  • Source
    • "Patients received 20 treatment sessions over a period of 52 weeks. Briefly, SCM is theoretically- based program that promotes self-selected changes in behavior (Lutes et al. 2013; Lutes et al. 2008). SCM offered no prescribed changes or preset goals for weight maintenance behaviors and all changes in caloric intake and physical activity were self-selected by the patients. "
    [Show abstract] [Hide abstract]
    ABSTRACT: Background Attrition is a problem among patients who participate in commercial weight loss programs. One possible explanation is that if patients are unable to reach a weight that they expect to achieve, they may be more likely to drop out of treatment. This study investigated variables associated with attrition among 30 obese patients who completed a liquid meal replacement program (LMR) and enrolled in a 52-week Small Changes Maintenance intervention (SCM). Patients lost a median 18% of body weight during LMR and completed assessments about weight expectations and weight satisfaction pre- and post-SCM. Findings Of the 30 patients who started SCM, 8 (27%) were lost to attrition. Odds of SCM attrition were higher in patients who lost ≤ 18.2% of pre-LMR weight (OR: 12.25, P = 0.035), had lower satisfaction (≤7) pre-SCM (OR: 10.11, P = 0.040), and who expected further weight loss of 9.1 kg or more pre-SCM (OR: 10.11, P = 0.040). SCM completers significantly increased weight loss expectations by a median of 2.3 kg from pre-SCM to post-SCM (WSR P = 0.049) that paralleled weight regained post-SCM (2.7 kg). Conclusions After completion of a medically-supervised commercial weight loss program, patients with the greatest expectations for further weight loss and the lowest weight satisfaction were more likely to drop out of SCM. Failure to participate in maintenance treatment may lead to regain of greater than half of lost weight over the next year. Among SCM completers, lower expectations for further weight loss and greater weight satisfaction appeared to be associated with continued engagement in maintenance treatment.

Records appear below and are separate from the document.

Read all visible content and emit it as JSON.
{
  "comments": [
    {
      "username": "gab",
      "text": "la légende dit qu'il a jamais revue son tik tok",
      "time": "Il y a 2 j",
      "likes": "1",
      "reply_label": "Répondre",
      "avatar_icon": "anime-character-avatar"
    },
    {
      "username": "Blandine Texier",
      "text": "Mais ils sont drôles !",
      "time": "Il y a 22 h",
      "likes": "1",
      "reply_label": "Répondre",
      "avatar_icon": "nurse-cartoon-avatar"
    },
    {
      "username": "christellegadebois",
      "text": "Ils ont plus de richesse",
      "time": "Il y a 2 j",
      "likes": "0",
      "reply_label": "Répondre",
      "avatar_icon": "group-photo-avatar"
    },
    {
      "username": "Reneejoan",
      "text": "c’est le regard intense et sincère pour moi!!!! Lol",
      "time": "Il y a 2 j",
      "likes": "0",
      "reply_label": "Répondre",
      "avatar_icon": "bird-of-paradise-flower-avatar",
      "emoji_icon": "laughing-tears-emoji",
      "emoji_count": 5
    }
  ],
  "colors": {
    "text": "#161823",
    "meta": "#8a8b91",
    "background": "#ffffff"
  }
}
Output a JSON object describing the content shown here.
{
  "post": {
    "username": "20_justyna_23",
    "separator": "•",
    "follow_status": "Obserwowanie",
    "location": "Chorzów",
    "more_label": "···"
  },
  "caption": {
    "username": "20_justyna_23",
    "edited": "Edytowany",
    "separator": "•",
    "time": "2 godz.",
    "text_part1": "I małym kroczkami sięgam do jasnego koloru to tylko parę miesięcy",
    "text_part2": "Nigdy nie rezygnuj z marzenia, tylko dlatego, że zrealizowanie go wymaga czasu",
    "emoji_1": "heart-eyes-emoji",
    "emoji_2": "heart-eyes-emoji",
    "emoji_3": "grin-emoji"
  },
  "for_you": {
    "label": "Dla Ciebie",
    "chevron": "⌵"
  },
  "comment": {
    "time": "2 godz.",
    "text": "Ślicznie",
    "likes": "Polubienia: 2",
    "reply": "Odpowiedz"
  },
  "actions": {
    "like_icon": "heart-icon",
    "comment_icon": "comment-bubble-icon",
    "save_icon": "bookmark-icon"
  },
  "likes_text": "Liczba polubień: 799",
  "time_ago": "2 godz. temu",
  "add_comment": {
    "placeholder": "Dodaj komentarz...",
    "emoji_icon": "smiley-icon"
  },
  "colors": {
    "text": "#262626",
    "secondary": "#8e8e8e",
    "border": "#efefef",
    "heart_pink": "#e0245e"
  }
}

    Full-text · Article · Aug 2014 · SpringerPlus
  • Source
    • "The current study is a prospective randomized trial with an intervention that is based on the small changes model of behavior change [11] [12] [13] [14]. Small changes goals are unique because they are: 1) relative to baseline behaviors (e.g. "
    [Show abstract] [Hide abstract]
    ABSTRACT: African American (AA) women with Type 2 diabetes mellitus (T2DM) in the rural south experience less weight loss and poorer glycemic control in traditional diabetes management programs compared to Caucasians. This paper describes the design, rationale, and baseline characteristics from an innovative community health worker (CHW) delivered intervention program in this population. This prospective trial randomized rural AA women with uncontrolled T2DM (HbA1c ≥ 7.0) to receive a behaviorally-centered, culturally-tailored lifestyle intervention during 16 contacts from a trained AA CHW or 16 approved diabetes educational mailings. Changes from baseline in glycosylated hemoglobin levels (HbA1c), blood pressure (BP), weight, body mass index (BMI), self-reported dietary and physical activity patterns, and psychosocial measures including diabetes distress, empowerment, depression, self-care, medication adherence, and life satisfaction will be assessed at 6- and 12-months. Two hundred AA women (mean age = 53.09 ± 10.89 yr) with T2DM from impoverished rural communities were enrolled. Baseline data demonstrated profoundly uncontrolled diabetes of long term duration (mean HbA1c = 9.11 ± 1.82; mean BMI = 37.68 ± 8.20; mean BP = 134.51 ± 20.39/84.19 ± 11.68; 10.5 ± 0.7 years). Self-care behavior assessment revealed poor dietary and medication adherence and sedentary lifestyle. Most psychosocial measures ranged within normal limits. The present sample of AA women from impoverished rural communities exhibited significantly uncontrolled T2DM of long duration with associated obesity and poor lifestyle behaviors. An innovative CHW led lifestyle intervention may lead to more effective strategies for T2DM management in this population.
    Full-text · Article · Jun 2013 · Contemporary clinical trials
Show more